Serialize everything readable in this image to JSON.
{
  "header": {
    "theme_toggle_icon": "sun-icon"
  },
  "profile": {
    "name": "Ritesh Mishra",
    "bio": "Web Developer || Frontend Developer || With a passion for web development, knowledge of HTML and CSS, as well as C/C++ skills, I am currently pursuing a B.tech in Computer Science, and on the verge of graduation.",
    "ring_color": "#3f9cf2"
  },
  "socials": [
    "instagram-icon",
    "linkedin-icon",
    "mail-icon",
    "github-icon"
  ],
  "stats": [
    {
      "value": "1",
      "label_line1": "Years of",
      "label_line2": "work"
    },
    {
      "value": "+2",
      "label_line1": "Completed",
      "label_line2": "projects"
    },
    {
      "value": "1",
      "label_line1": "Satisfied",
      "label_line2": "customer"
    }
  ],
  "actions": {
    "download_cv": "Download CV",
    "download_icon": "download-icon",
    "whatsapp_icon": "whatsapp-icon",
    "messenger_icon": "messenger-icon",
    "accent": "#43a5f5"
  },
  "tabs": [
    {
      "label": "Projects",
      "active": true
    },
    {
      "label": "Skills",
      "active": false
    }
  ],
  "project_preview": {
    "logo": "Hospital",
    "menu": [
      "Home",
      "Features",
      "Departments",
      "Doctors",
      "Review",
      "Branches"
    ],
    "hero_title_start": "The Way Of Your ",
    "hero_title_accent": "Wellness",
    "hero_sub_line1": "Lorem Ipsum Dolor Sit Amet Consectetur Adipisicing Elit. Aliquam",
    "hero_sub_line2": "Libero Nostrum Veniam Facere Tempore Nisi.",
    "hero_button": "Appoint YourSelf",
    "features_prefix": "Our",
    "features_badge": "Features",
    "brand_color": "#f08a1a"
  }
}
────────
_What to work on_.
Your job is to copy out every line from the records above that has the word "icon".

_Answer to the exercise_.
    "theme_toggle_icon": "sun-icon"
    "instagram-icon",
    "linkedin-icon",
    "mail-icon",
    "github-icon"
    "download_icon": "download-icon",
    "whatsapp_icon": "whatsapp-icon",
    "messenger_icon": "messenger-icon",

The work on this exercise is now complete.